Chan Sung Jung, The Korean Zombie
Perhaps the greatest, weirdest exemplar of the featherweight charge. It’s like he was designed in some freaky MMA Lab (no, not that one) to scoop up popularity, from the base level upwards, regardless of contradictions incurred on the way. His first fight with Leonard Garcia was a ridiculous silly slobberknocker guaranteed to thrill the lizard brain as the two men blasted each other over and over. Following that, he got shockingly punted in the head by George Roop (THE George Roop) which diluted the unbelievable fan fervour he’d earned.

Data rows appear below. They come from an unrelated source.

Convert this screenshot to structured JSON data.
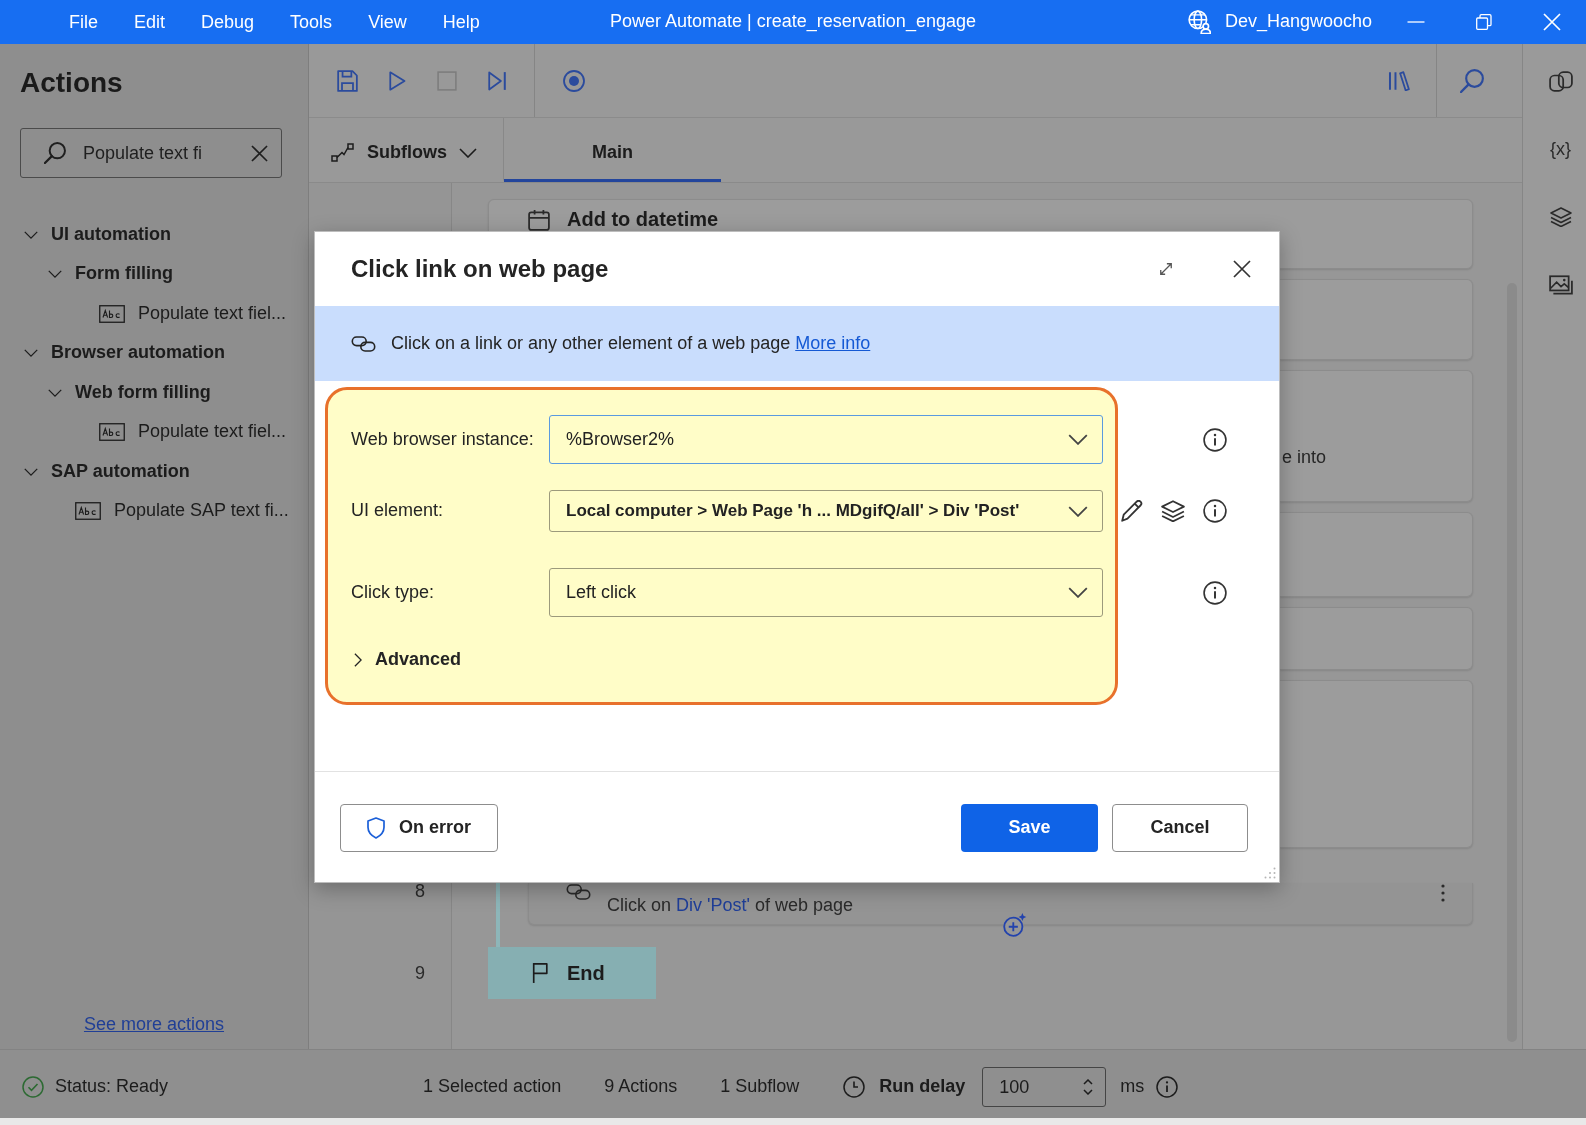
{
  "window": {
    "title": "Power Automate | create_reservation_engage",
    "user": "Dev_Hangwoocho"
  },
  "menu": [
    "File",
    "Edit",
    "Debug",
    "Tools",
    "View",
    "Help"
  ],
  "actions_panel": {
    "title": "Actions",
    "search": {
      "value": "Populate text fi"
    },
    "tree": [
      {
        "label": "UI automation",
        "expanded": true,
        "children": [
          {
            "label": "Form filling",
            "expanded": true,
            "children": [
              {
                "label": "Populate text fiel..."
              }
            ]
          }
        ]
      },
      {
        "label": "Browser automation",
        "expanded": true,
        "children": [
          {
            "label": "Web form filling",
            "expanded": true,
            "children": [
              {
                "label": "Populate text fiel..."
              }
            ]
          }
        ]
      },
      {
        "label": "SAP automation",
        "expanded": true,
        "children": [
          {
            "label": "Populate SAP text fi..."
          }
        ]
      }
    ],
    "more_link": "See more actions"
  },
  "toolbar": {
    "groups": [
      [
        {
          "kind": "save",
          "disabled": false
        },
        {
          "kind": "run",
          "disabled": false
        },
        {
          "kind": "stop",
          "disabled": true
        },
        {
          "kind": "run-next",
          "disabled": false
        }
      ],
      [
        {
          "kind": "record",
          "disabled": false
        }
      ]
    ]
  },
  "tabs": [
    {
      "kind": "dropdown",
      "label": "Subflows",
      "selected": false
    },
    {
      "kind": "tab",
      "label": "Main",
      "selected": true
    }
  ],
  "side_rail": {
    "variables_label": "{x}"
  },
  "canvas": {
    "steps": [
      {
        "kind": "action",
        "title": "Add to datetime"
      },
      {
        "kind": "covered"
      },
      {
        "kind": "covered",
        "fragment": "e into"
      },
      {
        "kind": "covered"
      },
      {
        "kind": "covered"
      },
      {
        "kind": "covered"
      },
      {
        "kind": "nested-action",
        "number": "8",
        "description": {
          "before": "Click on",
          "value": "Div 'Post'",
          "after": "of web page"
        }
      },
      {
        "kind": "end",
        "number": "9",
        "title": "End"
      }
    ]
  },
  "dialog": {
    "title": "Click link on web page",
    "description": "Click on a link or any other element of a web page",
    "more_info": "More info",
    "highlighted": true,
    "fields": [
      {
        "kind": "dropdown",
        "label": "Web browser instance:",
        "value": "%Browser2%",
        "focused": true
      },
      {
        "kind": "element-picker",
        "label": "UI element:",
        "value": "Local computer > Web Page 'h ... MDgifQ/all' > Div 'Post'",
        "focused": false
      },
      {
        "kind": "dropdown",
        "label": "Click type:",
        "value": "Left click",
        "focused": false
      }
    ],
    "advanced": {
      "label": "Advanced",
      "expanded": false
    },
    "buttons": [
      {
        "kind": "on-error",
        "label": "On error"
      },
      {
        "kind": "primary",
        "label": "Save"
      },
      {
        "kind": "secondary",
        "label": "Cancel"
      }
    ]
  },
  "status_bar": {
    "status": "Status: Ready",
    "counts": [
      "1 Selected action",
      "9 Actions",
      "1 Subflow"
    ],
    "run_delay": {
      "label": "Run delay",
      "value": "100",
      "unit": "ms"
    }
  }
}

KZ was not done. He made an impassioned blog post telling his fans that he was putting the "zombie" fighting style to rest. He hit the road, training with Alpha Male in Sacto, MMA Lab in Arizona. He wanted more elements of MMA fandom. He had garnered Asian hipsters, just bleed fanatics, underdog-rooters. People who thought his name was cool. To start his comeback run, he went for grapple-junkies with a Twister submission of Garcia. Followed up with a 7 second counterpunch knockout of Mark Hominick for you strikers out there, and a go-everywhere Fight of the Year against Dustin Poirier. Outside the cage, he called out GSP for wearing a Rising Sun Gi in a respectful way which fighters 10, 20 years older could learn from.
He gets his chance against Jose Aldo on August 3rd. He is an underdog, and deserves to be. Uncontrolled and unorthodox where Aldo is focused and brutal. The arena where he poses the greatest threat is most likely on the ground, and Aldo has shown steely takedown defence, that he springs back to his feet, and is no mat slouch to boot– putting Uriah Faber in a crucifix is not an easy task. In addition Jung’s takedowns tend to be opportunistic rather than explosive. He is coming off a 15 month layoff.
"I can talk with confidence, but a fight is a fight. It’s possible that I lose disgracefully by a one-punch knockout. I do think that this sport can be so harsh, but that is the life of a professional fighter. I am just concentrating to fight my best."
The Zombie is, for now, shambling out into the front line of 145, the division that could. The surge in talent and skill from the featherweights has been almost palpable, no-one embodying this better than Jung. Before us he’s jumped, ceaseless, from brawler to BJJ whiz to complete mixed martial artist. He has surprised you a lot. Featherweight has surprised you a lot.
In conclusion, George Roop. He ties everything together like a big strange rawboned oddity. He’s down at 135 now, looking like Redneck Skeletor and still doing OK, somehow. He never got to fight Pablo Garza for the Freaky Inconsistent Featherweight Giant title, and that makes me sad.